than the student themselves. There is none of this young people leaving
their enrolments back at Mum and Dad’s house as occurs in

One solution in Australia is to use utilities to update electoral
enrolment action. When people move and change the gas, phone and
electricity accounts, or when people move and ask Australia Post to
forward their mail, the forms involved should ask whether the family
wish the Electoral Commission to forward new enrolment forms.

One reason why this can’t be done is that you must live at an address
for a month before going on the roll, which means the utility changes
are done a month before you become entitled to vote at an address.
However, it should not be beyond the wit of government to use this
method to catch that 10 per cent of people who do not promptly change
their enrolment.

Indeed it is, Antony, if our mole is right. An electoral insider tells
Crikey that Australia Post – possibly with support from the Government
– is keen to take over responsibility for maintaining the electoral
roll from the AEC.

This isn’t far fetched. In fact, it makes sense. Most people get their
electoral enrolment forms from post offices. Exactly the same scheme
operates across the Tasman, where NZ Post maintains the electoral

The Government intends to reintroduce changes to new enrolment
procedures later this year, after the magic July 1. The Senate changes
mean it should come as any surprise that major new roll announcements
may now also be on the agenda.

What complicates matters in Australia is the existence of the states.
Special Minister of State Eric Abetz had already crossed swords with
the state and territory Labor governments over roll arrangements.

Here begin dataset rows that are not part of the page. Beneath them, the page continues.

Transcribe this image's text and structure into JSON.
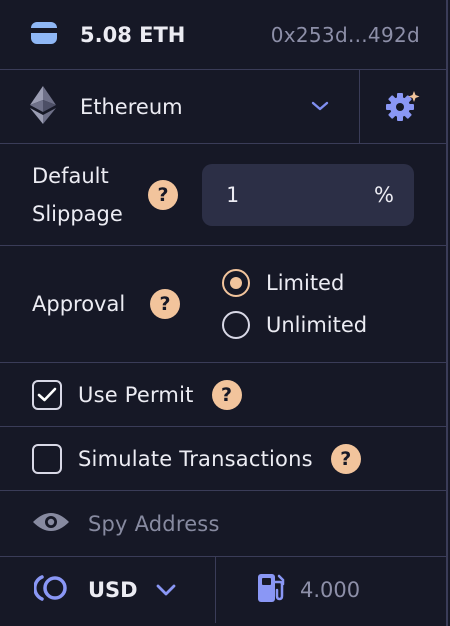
{
  "wallet": {
    "balance": "5.08 ETH",
    "address": "0x253d...492d",
    "icon": "wallet-icon"
  },
  "network": {
    "name": "Ethereum",
    "icon": "ethereum-icon",
    "settings_icon": "settings-sparkle-icon"
  },
  "slippage": {
    "label_line1": "Default",
    "label_line2": "Slippage",
    "value": "1",
    "unit": "%"
  },
  "approval": {
    "label": "Approval",
    "options": [
      {
        "label": "Limited",
        "selected": true
      },
      {
        "label": "Unlimited",
        "selected": false
      }
    ]
  },
  "permit": {
    "label": "Use Permit",
    "checked": true
  },
  "simulate": {
    "label": "Simulate Transactions",
    "checked": false
  },
  "spy": {
    "label": "Spy Address"
  },
  "footer": {
    "currency": "USD",
    "gas_value": "4.000"
  },
  "help_glyph": "?",
  "colors": {
    "background": "#161826",
    "border": "#3a3c58",
    "accent": "#f2c49c",
    "field": "#2c2f46",
    "muted": "#878aa0",
    "link": "#7f8ef0"
  }
}
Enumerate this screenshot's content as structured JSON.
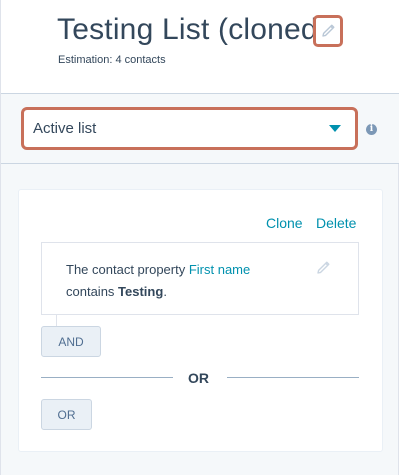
{
  "header": {
    "title": "Testing List (cloned)",
    "estimation": "Estimation: 4 contacts"
  },
  "list_type": {
    "selected": "Active list",
    "options_visible": [
      "Active list"
    ]
  },
  "filter_group": {
    "clone_label": "Clone",
    "delete_label": "Delete",
    "filter": {
      "prefix": "The contact property ",
      "property": "First name",
      "operator": "contains ",
      "value": "Testing",
      "suffix": "."
    },
    "and_label": "AND"
  },
  "divider": {
    "or_label": "OR"
  },
  "or_button_label": "OR",
  "colors": {
    "accent": "#0091ae",
    "text": "#33475b",
    "highlight_outline": "#c8705a",
    "button_bg": "#eaf0f6"
  },
  "icons": {
    "edit": "pencil-icon",
    "dropdown": "caret-down-icon",
    "info": "info-icon"
  }
}
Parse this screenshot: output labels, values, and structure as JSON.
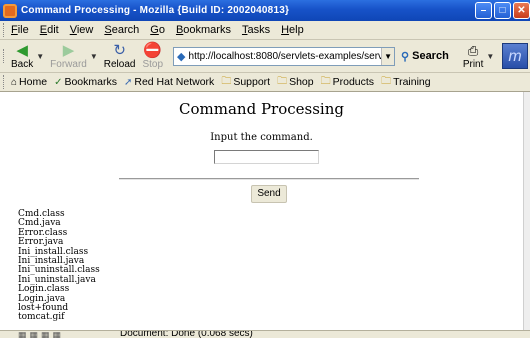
{
  "window": {
    "title": "Command Processing - Mozilla {Build ID: 2002040813}"
  },
  "menu": [
    "File",
    "Edit",
    "View",
    "Search",
    "Go",
    "Bookmarks",
    "Tasks",
    "Help"
  ],
  "nav": {
    "back": "Back",
    "forward": "Forward",
    "reload": "Reload",
    "stop": "Stop",
    "url": "http://localhost:8080/servlets-examples/serv",
    "search": "Search",
    "print": "Print"
  },
  "bookmarks": [
    "Home",
    "Bookmarks",
    "Red Hat Network",
    "Support",
    "Shop",
    "Products",
    "Training"
  ],
  "page": {
    "title": "Command Processing",
    "prompt": "Input the command.",
    "input_value": "",
    "send_label": "Send",
    "files": [
      "Cmd.class",
      "Cmd.java",
      "Error.class",
      "Error.java",
      "Ini_install.class",
      "Ini_install.java",
      "Ini_uninstall.class",
      "Ini_uninstall.java",
      "Login.class",
      "Login.java",
      "lost+found",
      "tomcat.gif"
    ]
  },
  "status": {
    "text": "Document: Done (0.068 secs)"
  }
}
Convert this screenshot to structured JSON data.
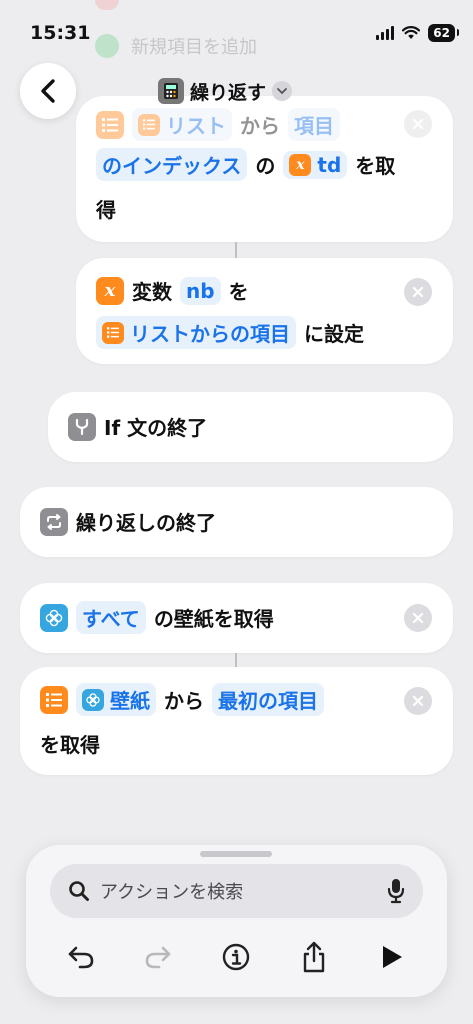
{
  "status": {
    "time": "15:31",
    "battery": "62"
  },
  "header": {
    "title": "繰り返す"
  },
  "background": {
    "ghost_label": "新規項目を追加"
  },
  "cards": {
    "get_item": {
      "token_list": "リスト",
      "text_from": "から",
      "token_item": "項目",
      "token_index": "のインデックス",
      "text_no": "の",
      "token_var": "td",
      "text_get": "を取",
      "text_get2": "得"
    },
    "set_var": {
      "text_var": "変数",
      "token_name": "nb",
      "text_wo": "を",
      "token_value": "リストからの項目",
      "text_set": "に設定"
    },
    "end_if": {
      "label": "If 文の終了"
    },
    "end_repeat": {
      "label": "繰り返しの終了"
    },
    "get_wallpaper": {
      "token_all": "すべて",
      "text": "の壁紙を取得"
    },
    "get_from": {
      "token_wallpaper": "壁紙",
      "text_from": "から",
      "token_first": "最初の項目",
      "text_get": "を取得"
    }
  },
  "toolbar": {
    "search_placeholder": "アクションを検索"
  },
  "icons": {
    "back": "chevron-left-icon",
    "list": "list-icon",
    "variable": "variable-x-icon",
    "if": "branch-icon",
    "repeat": "repeat-icon",
    "wallpaper": "flower-icon",
    "close": "close-icon",
    "search": "search-icon",
    "mic": "microphone-icon",
    "undo": "undo-icon",
    "redo": "redo-icon",
    "info": "info-icon",
    "share": "share-icon",
    "play": "play-icon"
  },
  "colors": {
    "accent": "#1a73e8",
    "token_bg": "#e7f1fc",
    "orange": "#ff8a1e",
    "gray_icon": "#8e8e93",
    "wallpaper": "#36a6e0"
  }
}
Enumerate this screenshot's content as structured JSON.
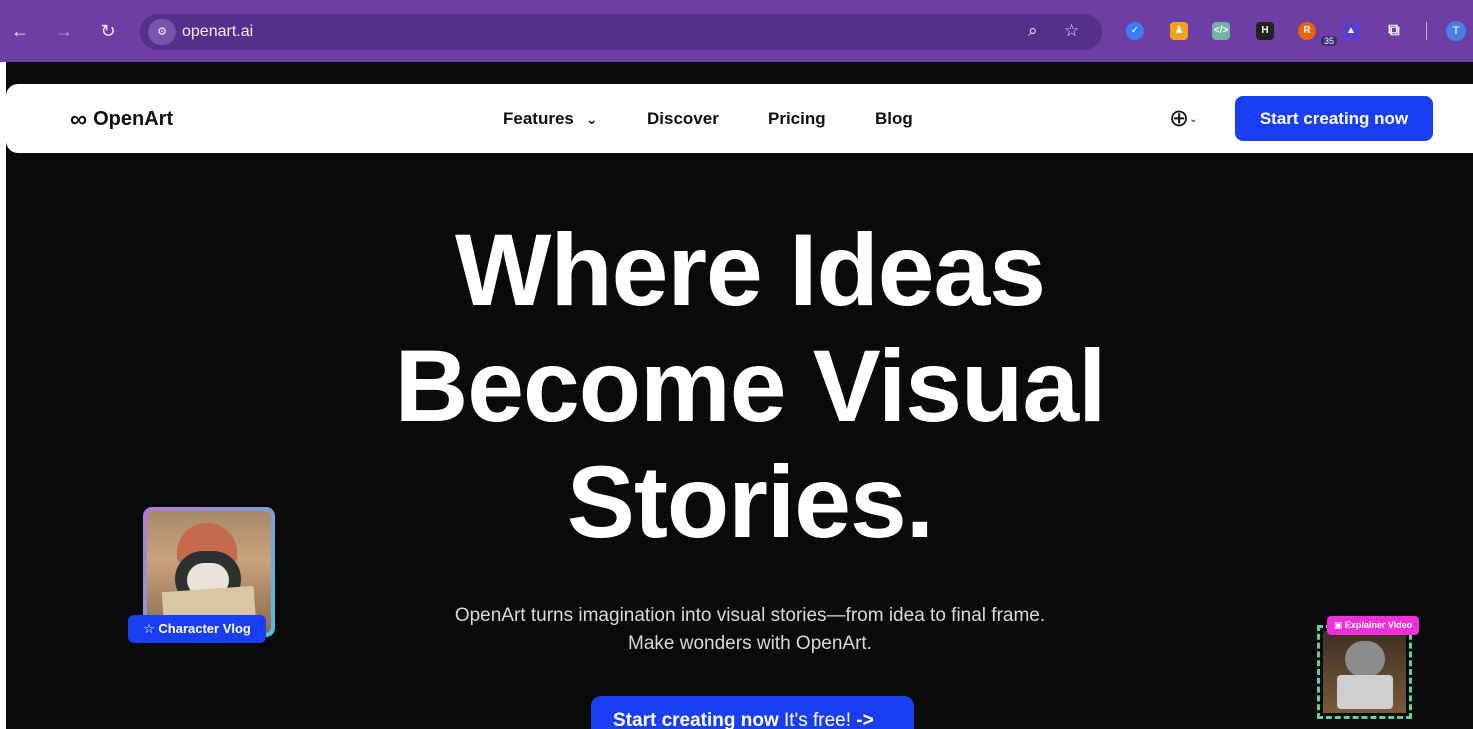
{
  "browser": {
    "url": "openart.ai",
    "profile_initial": "T",
    "extension_badge": "35"
  },
  "nav": {
    "logo_icon": "∞",
    "logo_text": "OpenArt",
    "links": [
      {
        "label": "Features",
        "has_dropdown": true
      },
      {
        "label": "Discover"
      },
      {
        "label": "Pricing"
      },
      {
        "label": "Blog"
      }
    ],
    "cta_label": "Start creating now"
  },
  "hero": {
    "title_line1": "Where Ideas",
    "title_line2": "Become Visual",
    "title_line3": "Stories.",
    "subtitle_line1": "OpenArt turns imagination into visual stories—from idea to final frame.",
    "subtitle_line2": "Make wonders with OpenArt.",
    "cta_bold": "Start creating now",
    "cta_light": "It's free!",
    "cta_arrow": "->"
  },
  "cards": {
    "character_vlog": "☆ Character Vlog",
    "explainer_video": "▣ Explainer Video"
  },
  "colors": {
    "chrome": "#6d3ea3",
    "accent": "#1a3ef2",
    "page_bg": "#0a0a0a",
    "explainer_tag": "#ef2fd8"
  }
}
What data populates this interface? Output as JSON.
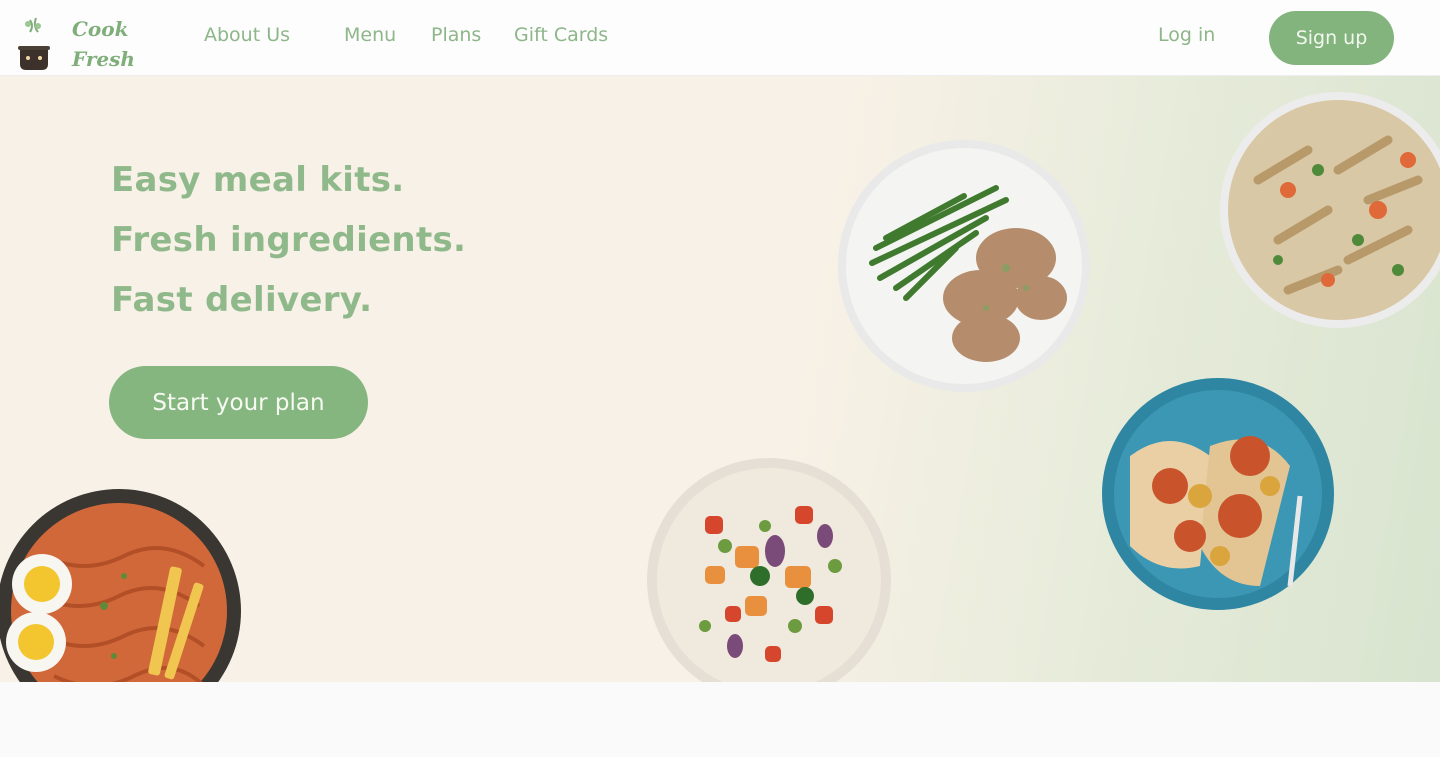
{
  "brand": {
    "name_line1": "Cook",
    "name_line2": "Fresh",
    "logo_icon": "cooking-pot-icon"
  },
  "nav": {
    "links": [
      "About Us",
      "Menu",
      "Plans",
      "Gift Cards"
    ],
    "login": "Log in",
    "signup": "Sign up"
  },
  "hero": {
    "headlines": [
      "Easy meal kits.",
      "Fresh ingredients.",
      "Fast delivery."
    ],
    "cta": "Start your plan"
  },
  "colors": {
    "accent": "#83b47e",
    "hero_bg_left": "#f8f1e7",
    "hero_bg_right": "#d8e4cf",
    "nav_bg": "#fdfdfd"
  },
  "dishes": [
    "green-beans-chicken-plate",
    "pasta-primavera-bowl",
    "bruschetta-toast-plate",
    "roasted-vegetable-salad-bowl",
    "noodle-egg-pan"
  ]
}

If the states do not agree to toughen enrolment rules, we may end up
with two classes of voters – some on state rolls, but denied a federal
franchise. There are enormous ethical, let alone administrative, issues
here. Minor discrepancies already exist between state and federal
rolls, but the commonwealth government’s proposed changes may make the
problem worse.

If the states drop out of the current joint roll agreement over
enrolment restrictions, the Commonwealth can still hand the national
roll to Australia Post – but applying to vote will become messy. There
will be two different forms to complete, to begin with. That will
obviously affect participation in democracy. Or doesn’t that worry
Commonwealth hardliners? Do they just want to push on with their plans
for a voluntary voting system that they think will tilt elections in
their favour?